» Instructions for the task:
The entries are to be written out again with no differences.

[Saved entries]
···
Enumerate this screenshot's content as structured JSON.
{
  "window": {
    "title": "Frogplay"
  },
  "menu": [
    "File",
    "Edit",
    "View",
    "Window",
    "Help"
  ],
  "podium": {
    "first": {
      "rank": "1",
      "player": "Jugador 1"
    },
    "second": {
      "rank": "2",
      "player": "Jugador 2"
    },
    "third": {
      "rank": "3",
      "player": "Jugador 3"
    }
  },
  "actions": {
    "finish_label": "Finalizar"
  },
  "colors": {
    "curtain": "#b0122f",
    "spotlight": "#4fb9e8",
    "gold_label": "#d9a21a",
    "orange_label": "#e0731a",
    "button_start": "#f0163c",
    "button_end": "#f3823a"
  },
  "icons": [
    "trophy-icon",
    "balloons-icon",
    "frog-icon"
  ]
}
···
» Answer section:
Enumerate this screenshot's content as structured JSON.
{
  "window": {
    "title": "Frogplay"
  },
  "menu": [
    "File",
    "Edit",
    "View",
    "Window",
    "Help"
  ],
  "podium": {
    "first": {
      "rank": "1",
      "player": "Jugador 1"
    },
    "second": {
      "rank": "2",
      "player": "Jugador 2"
    },
    "third": {
      "rank": "3",
      "player": "Jugador 3"
    }
  },
  "actions": {
    "finish_label": "Finalizar"
  },
  "colors": {
    "curtain": "#b0122f",
    "spotlight": "#4fb9e8",
    "gold_label": "#d9a21a",
    "orange_label": "#e0731a",
    "button_start": "#f0163c",
    "button_end": "#f3823a"
  },
  "icons": [
    "trophy-icon",
    "balloons-icon",
    "frog-icon"
  ]
}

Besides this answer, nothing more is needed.